Another is being able to handle the fact that when you are the boss, whatever doesn’t work is your fault and your responsibility. You must be able to take the blame. When you enter a marketplace, you must understand that you are taking bread from someone’s mouth and they are not going to make it easy for you. I recall that a theater chain had hired a social media firm to go into chat rooms and make negative comments about my leadership and shout when we made mistakes. You just have to understand that comes with the territory and do your job anyway.

Ability to raise capital is key. You have to be able to stand in front of people and convince them to finance your dreams. 90 percent of people are going to tell you no. They are going to tell you how it’s a bad idea; it’s already being done and how you don’t have what it takes to make it. But you have to persevere despite this. Winston Churchill said, “Success is stumbling from failure to failure with no loss of enthusiasm.” This I would agree with 100 percent and few have the fortitude to proceed past the wall of rejection that awaits. I see it as the sharpening of a blade. Each “no” makes your “yes” more and more compelling. By the time you are on pitch 300, you have honed your message to a powerful compelling story that any investor will be willing to fund.

How do you describe your management style?

My management style is to lead from the front or lead by example. I want to make sure I work as hard as anyone on my team and demonstrate a drive and determination that will inspire my team. Eleanor Roosevelt said, “It’s not fair to ask of others what you are not willing to do yourself.” During World War II, the U.S. military was still segregated. Eleanor Roosevelt took a keen interest in the Tuskegee Airmen, an elite all Black fighting squadron. To demonstrate her faith in them, she went on an hour long flight with one of the top pilots. Don’t just talk about change; be willing to demonstrate it yourself. That’s the style of management I try to demonstrate. Over Christmas, we had an outing with our showtime listing. I wanted the customer service team to know that if they were going to have to work over Christmas, I would work with them too, so on Christmas day and the day after, I was working customer service just like my team was. If they had to be away from their families, I would too.

Did you always know that you had an entrepreneurial spirit?

I was raised by parents who always had an entrepreneurial prowess, so that life seems natural to me. My father was a schoolteacher who became a principal, but during the teaching years he had side ventures to make ends meet – my mother even more so. She started her own personnel consulting agency and that was the first time I saw one of my parents’ names on the door of their own company. It had a profound effect on me. Even in high school, I was drawn to and deeply influenced by what both Berry Gordy and Richard Branson had achieved in the entertainment industry. I really saw myself getting to that stage at some point, but I didn’t know the path or the time it would take.

Do you feel that entrepreneurship can be taught or is it a skill that a person is born with?

I believe the desire and willingness to make your own path in the world is something you are born with.
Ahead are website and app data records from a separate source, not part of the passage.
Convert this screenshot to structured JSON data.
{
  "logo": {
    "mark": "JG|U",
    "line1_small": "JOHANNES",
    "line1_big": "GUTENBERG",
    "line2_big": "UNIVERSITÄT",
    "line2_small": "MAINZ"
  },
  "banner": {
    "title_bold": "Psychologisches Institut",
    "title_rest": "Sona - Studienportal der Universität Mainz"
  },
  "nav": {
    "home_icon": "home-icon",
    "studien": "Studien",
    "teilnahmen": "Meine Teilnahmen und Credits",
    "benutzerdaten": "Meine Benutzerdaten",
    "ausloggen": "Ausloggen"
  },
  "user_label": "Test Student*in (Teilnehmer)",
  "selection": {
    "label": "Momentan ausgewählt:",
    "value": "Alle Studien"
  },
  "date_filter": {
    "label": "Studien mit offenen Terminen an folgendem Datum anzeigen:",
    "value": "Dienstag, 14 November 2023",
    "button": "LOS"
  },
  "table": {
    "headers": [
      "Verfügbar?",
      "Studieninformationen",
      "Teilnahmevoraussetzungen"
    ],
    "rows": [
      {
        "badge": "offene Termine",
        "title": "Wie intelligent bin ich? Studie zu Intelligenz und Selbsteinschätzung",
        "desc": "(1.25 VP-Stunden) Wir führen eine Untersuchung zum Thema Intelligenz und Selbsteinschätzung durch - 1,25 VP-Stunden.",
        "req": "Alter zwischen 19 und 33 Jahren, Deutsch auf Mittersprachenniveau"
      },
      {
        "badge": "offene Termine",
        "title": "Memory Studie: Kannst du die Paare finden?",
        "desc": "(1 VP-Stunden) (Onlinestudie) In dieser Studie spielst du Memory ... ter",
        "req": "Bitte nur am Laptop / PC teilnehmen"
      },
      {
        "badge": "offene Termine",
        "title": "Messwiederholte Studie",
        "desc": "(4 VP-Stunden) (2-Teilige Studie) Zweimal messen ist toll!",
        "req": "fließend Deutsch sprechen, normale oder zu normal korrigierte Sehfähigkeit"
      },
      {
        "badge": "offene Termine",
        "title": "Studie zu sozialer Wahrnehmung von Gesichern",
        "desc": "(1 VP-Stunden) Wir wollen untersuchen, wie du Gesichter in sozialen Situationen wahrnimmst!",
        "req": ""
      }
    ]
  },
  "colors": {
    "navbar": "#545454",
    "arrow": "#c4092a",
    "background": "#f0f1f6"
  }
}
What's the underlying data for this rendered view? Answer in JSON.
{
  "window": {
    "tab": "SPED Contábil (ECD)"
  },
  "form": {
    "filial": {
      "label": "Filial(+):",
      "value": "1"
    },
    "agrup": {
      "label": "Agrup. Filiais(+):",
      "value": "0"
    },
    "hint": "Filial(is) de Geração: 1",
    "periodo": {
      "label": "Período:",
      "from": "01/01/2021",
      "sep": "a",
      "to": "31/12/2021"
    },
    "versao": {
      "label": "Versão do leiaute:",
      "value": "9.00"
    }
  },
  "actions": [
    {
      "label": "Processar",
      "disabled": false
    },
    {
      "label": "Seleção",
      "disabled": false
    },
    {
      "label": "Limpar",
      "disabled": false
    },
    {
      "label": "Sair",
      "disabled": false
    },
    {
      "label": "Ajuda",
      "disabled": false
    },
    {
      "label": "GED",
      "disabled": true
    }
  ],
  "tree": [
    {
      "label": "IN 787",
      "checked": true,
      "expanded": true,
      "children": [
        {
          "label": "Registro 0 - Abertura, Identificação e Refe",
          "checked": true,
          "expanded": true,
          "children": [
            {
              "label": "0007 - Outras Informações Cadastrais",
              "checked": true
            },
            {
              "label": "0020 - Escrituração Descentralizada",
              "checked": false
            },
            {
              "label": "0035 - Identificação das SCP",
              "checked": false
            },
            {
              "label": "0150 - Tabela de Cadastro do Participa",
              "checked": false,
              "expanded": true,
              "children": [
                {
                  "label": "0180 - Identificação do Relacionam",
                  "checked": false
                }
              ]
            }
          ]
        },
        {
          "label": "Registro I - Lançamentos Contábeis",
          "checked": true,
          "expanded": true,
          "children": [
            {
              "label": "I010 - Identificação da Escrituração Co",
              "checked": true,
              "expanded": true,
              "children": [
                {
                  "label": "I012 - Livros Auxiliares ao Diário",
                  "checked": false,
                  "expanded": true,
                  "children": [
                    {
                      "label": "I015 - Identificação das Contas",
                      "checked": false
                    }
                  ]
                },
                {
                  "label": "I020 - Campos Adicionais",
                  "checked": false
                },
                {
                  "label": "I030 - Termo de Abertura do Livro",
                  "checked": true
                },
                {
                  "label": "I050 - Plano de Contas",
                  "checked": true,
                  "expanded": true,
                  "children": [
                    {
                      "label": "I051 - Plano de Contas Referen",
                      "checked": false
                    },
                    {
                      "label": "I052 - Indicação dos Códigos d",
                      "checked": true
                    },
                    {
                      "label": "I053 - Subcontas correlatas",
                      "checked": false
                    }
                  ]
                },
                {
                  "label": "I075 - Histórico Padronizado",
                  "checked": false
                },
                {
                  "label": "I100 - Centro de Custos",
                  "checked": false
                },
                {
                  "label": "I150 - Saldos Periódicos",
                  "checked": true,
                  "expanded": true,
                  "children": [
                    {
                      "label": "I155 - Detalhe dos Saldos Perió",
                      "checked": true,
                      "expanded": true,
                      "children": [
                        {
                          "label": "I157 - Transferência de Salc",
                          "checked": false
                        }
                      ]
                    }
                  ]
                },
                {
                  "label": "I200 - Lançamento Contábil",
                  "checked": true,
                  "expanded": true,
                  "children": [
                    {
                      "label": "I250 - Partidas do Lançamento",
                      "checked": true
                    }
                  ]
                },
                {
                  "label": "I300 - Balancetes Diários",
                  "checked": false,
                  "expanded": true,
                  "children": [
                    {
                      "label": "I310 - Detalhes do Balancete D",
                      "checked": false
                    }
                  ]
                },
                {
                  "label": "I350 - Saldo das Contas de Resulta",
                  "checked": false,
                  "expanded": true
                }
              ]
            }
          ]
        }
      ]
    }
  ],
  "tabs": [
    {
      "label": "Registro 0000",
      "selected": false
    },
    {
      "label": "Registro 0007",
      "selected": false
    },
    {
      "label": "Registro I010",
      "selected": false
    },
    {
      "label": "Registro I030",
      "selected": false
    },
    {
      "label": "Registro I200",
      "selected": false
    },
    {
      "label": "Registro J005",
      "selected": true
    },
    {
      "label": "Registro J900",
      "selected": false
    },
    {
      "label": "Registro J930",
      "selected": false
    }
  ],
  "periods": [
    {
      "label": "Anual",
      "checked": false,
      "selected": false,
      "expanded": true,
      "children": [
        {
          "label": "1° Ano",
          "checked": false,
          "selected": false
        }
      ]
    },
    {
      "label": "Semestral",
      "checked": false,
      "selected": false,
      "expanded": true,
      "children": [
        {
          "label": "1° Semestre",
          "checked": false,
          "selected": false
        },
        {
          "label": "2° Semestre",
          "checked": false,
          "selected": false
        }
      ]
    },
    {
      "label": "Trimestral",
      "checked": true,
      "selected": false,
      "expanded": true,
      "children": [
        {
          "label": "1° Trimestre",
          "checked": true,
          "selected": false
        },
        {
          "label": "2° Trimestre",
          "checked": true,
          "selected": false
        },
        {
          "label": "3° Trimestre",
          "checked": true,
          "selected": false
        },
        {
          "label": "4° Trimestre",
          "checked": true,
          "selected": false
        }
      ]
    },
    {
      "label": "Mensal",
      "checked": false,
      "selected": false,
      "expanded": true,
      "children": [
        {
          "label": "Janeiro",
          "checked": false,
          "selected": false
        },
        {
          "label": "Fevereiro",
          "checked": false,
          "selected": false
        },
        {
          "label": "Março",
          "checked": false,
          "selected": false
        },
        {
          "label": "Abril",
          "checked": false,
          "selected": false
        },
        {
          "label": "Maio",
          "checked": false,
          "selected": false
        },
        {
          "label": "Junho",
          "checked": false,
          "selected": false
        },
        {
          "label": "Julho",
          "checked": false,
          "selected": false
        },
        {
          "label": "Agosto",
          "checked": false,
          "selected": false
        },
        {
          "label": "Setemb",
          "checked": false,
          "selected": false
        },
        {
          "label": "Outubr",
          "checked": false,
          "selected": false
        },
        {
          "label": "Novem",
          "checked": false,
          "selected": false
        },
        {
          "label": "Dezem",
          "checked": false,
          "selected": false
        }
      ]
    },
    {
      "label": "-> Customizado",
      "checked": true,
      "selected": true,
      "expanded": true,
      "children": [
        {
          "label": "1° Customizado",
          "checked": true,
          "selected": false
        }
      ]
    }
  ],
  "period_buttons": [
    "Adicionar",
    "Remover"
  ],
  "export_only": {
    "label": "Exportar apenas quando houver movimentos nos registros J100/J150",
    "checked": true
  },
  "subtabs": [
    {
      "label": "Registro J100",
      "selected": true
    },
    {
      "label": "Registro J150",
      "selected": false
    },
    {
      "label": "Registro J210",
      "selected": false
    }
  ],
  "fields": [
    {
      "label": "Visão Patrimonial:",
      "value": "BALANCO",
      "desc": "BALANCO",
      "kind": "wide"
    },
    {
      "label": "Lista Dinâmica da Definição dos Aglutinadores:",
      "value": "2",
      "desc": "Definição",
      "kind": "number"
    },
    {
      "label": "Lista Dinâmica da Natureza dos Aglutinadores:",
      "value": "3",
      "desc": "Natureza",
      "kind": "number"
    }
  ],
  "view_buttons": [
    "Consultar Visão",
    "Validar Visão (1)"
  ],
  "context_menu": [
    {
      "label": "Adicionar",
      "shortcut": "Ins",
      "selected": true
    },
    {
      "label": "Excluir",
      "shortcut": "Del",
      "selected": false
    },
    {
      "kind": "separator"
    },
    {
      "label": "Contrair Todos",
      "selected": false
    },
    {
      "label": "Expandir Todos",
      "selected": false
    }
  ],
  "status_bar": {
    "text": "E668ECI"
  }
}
The mechanics of being an entrepreneur are learned. If you fear not taking risks more than you fear taking them, then you are an entrepreneur. If you walk around during the day looking at things and seeing how they might work better, then you are well on your way.

What advice do you offer to young people beginning their careers?

Read, Read, Read, Read, Read. Consume the knowledge that others have left for you. Understanding how they overcame adversity is critical to your success. Know that the worst is trying and things not working out, but you will always gain experience and become smarter. No one has all the answers. Passion always wins. Pursue everything with all the drive and determination that you have. It doesn’t matter what you decide to do, be the best at it. Find something you have unlimited passion for and let it consume you. And on your way don’t forget to help others and remember to give back.